By Public Citizen's Global Trade Watch
After more than a decade of the Central America Free Trade Agreement (CAFTA), the region has seen hardship for workers and farmers, corporate attacks on health and environmental laws, and political instability leading to deplorable human rights conditions. President Trump is scapegoating Latin American immigrants for the economic insecurity facing many Americans with his racist attacks and xenophobic obsession with building a wall along our southern border. But it is the same U.S. trade policies that harm working people in the United States that also have left many in Central America with no option but migration as they struggle to feed and care for their families.
After observing the devastation that the North American Free Trade Agreement (NAFTA) caused in Mexico’s countryside in the 1990s, many Latin American nations rejected the NAFTA model. This became evident in 2003, when negotiations for a U.S.-proposed hemisphere-wide NAFTA expansion called the Free Trade Area of the Americas (FTAA) collapsed. But the big pharmaceutical, agribusiness, oil and retail corporations that were reaping windfall profits under the NAFTA model wanted more. Plan B for the George W. Bush administration was to seek NAFTA-style deals with a subset of Latin American countries they dubbed the “coalition of the willing.”

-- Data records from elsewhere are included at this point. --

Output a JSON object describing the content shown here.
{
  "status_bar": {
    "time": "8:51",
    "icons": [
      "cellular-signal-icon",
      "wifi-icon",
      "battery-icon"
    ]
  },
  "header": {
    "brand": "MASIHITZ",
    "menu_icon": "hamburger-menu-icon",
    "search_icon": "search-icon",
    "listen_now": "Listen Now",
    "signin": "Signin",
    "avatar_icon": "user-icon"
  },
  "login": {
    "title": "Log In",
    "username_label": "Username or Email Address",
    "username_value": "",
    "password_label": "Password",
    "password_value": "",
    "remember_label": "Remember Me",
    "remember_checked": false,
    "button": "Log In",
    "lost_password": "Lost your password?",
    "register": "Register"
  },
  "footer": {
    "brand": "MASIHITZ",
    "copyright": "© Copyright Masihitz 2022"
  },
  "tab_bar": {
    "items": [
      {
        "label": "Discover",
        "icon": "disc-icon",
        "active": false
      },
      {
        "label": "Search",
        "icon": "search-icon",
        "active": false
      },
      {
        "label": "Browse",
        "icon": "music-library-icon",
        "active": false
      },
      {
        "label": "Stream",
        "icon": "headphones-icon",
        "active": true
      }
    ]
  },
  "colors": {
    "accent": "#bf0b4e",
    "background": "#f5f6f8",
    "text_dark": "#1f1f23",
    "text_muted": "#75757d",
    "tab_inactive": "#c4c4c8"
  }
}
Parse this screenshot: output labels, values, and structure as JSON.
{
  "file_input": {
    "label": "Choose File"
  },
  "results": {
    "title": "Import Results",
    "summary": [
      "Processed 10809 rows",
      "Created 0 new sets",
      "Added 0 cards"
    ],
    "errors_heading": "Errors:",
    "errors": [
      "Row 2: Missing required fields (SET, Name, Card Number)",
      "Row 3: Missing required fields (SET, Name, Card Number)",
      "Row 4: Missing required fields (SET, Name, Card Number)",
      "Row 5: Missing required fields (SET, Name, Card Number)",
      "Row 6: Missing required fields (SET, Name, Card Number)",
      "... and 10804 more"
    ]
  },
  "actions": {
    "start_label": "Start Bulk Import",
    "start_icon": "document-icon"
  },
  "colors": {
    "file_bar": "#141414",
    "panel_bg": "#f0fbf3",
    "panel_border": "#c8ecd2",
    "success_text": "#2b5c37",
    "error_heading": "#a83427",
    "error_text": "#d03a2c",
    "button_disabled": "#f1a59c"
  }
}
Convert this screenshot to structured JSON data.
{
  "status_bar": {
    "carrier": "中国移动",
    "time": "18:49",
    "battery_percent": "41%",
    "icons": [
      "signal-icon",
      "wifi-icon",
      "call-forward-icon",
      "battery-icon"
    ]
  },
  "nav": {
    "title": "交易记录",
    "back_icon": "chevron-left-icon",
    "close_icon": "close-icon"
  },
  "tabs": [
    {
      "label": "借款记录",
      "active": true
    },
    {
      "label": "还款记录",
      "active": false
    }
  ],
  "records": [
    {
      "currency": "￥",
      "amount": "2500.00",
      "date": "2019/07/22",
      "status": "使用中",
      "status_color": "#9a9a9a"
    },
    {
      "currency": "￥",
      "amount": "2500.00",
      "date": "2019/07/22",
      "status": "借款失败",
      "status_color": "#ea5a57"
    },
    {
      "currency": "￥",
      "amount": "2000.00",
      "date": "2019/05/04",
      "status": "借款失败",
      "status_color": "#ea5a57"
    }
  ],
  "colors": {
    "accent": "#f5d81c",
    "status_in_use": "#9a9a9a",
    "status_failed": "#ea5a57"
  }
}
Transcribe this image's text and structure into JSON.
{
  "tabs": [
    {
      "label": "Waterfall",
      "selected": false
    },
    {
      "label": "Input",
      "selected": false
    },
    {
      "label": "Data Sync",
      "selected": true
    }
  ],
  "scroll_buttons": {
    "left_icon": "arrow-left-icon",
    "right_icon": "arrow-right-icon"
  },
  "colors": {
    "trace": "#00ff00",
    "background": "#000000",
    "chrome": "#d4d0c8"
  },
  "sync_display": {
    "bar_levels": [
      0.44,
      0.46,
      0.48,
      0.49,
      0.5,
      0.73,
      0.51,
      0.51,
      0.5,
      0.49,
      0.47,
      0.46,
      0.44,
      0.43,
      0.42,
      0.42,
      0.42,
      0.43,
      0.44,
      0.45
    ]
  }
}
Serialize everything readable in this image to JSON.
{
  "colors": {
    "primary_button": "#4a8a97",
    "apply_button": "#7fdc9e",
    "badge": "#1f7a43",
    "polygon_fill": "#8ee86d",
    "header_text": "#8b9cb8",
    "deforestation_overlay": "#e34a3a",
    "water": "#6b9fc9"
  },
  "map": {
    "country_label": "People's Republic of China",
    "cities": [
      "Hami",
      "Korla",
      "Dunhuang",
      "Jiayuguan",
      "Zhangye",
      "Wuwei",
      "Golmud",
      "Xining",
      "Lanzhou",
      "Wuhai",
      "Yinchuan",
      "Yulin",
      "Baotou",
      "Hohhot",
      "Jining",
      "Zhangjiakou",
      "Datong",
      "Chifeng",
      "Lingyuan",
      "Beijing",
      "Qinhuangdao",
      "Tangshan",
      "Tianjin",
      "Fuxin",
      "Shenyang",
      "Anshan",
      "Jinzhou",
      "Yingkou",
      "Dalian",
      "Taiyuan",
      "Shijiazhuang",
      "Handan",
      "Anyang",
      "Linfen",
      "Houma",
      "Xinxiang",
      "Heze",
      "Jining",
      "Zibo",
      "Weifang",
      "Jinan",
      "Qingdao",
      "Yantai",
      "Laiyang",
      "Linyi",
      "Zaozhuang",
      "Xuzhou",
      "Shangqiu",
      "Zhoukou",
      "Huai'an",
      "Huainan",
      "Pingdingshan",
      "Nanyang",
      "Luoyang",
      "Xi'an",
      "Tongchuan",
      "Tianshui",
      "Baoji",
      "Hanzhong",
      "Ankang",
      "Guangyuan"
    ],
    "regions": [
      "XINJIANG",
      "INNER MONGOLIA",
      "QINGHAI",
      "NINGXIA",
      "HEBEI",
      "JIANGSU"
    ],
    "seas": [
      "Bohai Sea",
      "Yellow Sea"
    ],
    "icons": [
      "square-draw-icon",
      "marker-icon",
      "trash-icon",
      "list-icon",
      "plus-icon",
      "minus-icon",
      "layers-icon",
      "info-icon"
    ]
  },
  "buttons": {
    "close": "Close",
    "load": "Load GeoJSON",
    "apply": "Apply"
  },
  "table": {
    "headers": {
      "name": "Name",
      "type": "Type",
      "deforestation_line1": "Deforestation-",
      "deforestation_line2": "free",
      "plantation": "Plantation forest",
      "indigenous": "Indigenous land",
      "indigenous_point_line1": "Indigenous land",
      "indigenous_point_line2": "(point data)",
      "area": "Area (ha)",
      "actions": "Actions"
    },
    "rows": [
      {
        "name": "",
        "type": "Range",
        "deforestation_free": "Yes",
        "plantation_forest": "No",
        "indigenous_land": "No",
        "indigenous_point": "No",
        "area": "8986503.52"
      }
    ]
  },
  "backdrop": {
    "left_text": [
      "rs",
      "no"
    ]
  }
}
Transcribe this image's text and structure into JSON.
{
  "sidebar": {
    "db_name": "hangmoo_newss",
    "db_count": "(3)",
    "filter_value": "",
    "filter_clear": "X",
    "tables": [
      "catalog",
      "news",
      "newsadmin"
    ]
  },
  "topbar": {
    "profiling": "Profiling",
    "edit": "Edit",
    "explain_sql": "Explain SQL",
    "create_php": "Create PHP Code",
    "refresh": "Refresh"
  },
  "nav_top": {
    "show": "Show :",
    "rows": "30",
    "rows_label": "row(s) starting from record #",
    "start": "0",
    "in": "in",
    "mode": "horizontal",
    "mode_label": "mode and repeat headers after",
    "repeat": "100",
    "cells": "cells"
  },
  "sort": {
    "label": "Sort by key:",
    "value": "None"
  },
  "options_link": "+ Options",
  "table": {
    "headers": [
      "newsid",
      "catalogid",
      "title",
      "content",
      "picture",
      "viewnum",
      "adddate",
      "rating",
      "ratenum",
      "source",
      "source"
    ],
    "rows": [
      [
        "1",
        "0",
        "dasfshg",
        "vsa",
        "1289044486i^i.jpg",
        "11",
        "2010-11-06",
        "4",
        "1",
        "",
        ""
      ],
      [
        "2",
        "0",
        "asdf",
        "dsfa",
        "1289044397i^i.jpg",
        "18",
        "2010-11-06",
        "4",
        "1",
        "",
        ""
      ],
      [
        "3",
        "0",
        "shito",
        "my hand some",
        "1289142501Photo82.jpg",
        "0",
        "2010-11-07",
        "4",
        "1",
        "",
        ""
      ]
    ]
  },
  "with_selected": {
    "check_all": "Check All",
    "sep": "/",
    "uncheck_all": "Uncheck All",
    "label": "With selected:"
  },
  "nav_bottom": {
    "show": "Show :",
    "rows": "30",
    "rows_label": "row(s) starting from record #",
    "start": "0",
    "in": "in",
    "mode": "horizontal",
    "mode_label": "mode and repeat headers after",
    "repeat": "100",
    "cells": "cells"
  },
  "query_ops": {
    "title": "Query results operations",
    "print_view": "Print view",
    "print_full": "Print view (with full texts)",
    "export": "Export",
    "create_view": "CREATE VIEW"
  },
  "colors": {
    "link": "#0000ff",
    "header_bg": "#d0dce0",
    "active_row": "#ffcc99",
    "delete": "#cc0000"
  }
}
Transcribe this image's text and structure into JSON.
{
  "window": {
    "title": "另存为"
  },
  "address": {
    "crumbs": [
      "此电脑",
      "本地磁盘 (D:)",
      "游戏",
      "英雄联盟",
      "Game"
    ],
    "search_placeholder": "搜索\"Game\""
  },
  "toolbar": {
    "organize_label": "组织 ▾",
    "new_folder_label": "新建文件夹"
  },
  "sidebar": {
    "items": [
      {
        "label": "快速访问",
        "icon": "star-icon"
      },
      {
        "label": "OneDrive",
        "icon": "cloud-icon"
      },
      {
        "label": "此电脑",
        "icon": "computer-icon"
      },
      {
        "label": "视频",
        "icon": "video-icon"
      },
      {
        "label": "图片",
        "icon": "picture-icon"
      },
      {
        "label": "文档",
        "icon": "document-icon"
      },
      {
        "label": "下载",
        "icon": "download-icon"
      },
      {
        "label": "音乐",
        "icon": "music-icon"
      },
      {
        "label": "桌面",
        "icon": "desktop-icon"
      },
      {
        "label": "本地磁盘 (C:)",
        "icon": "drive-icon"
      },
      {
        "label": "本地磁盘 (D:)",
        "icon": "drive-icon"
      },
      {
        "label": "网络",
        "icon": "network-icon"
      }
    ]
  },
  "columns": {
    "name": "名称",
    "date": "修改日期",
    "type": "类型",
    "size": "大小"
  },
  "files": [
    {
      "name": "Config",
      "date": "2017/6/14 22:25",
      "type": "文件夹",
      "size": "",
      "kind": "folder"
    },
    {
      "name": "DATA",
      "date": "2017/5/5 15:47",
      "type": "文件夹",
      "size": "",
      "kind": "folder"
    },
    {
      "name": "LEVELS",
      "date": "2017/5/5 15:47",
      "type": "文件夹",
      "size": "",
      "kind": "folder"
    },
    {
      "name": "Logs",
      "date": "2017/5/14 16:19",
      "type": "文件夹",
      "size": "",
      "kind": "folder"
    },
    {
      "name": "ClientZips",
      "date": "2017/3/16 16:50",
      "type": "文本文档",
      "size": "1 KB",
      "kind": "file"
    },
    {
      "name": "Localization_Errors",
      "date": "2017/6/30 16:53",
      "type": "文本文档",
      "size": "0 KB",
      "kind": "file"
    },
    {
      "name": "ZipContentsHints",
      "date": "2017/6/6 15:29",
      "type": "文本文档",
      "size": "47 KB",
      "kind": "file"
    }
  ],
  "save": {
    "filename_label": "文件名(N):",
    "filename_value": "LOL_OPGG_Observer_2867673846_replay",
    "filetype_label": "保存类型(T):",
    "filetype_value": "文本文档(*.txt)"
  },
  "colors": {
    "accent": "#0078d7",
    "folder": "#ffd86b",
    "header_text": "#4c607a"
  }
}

Among those agreements was CAFTA. It expanded to Guatemala, El Salvador, Honduras, Costa Rica, Nicaragua and the Dominican Republic the agricultural provisions included in NAFTA that had devastated Mexico’s rural economy. Oxfam predicted that up to 1.5 million people in Central America whose livelihoods were connected to rice production alone could face displacement. Early in the negotiations, Central American immigrant advocacy groups warned that CAFTA could destroy millions of livelihoods and were ignored by the Bush administration. CAFTA faced fierce resistance by U.S. Latinx organizations, including the League of United Latin American Citizens and the Labor Council for Latin American Advancement, and much of the Congressional Hispanic Caucus. Despite this, CAFTA passed Congress in 2005 by one vote.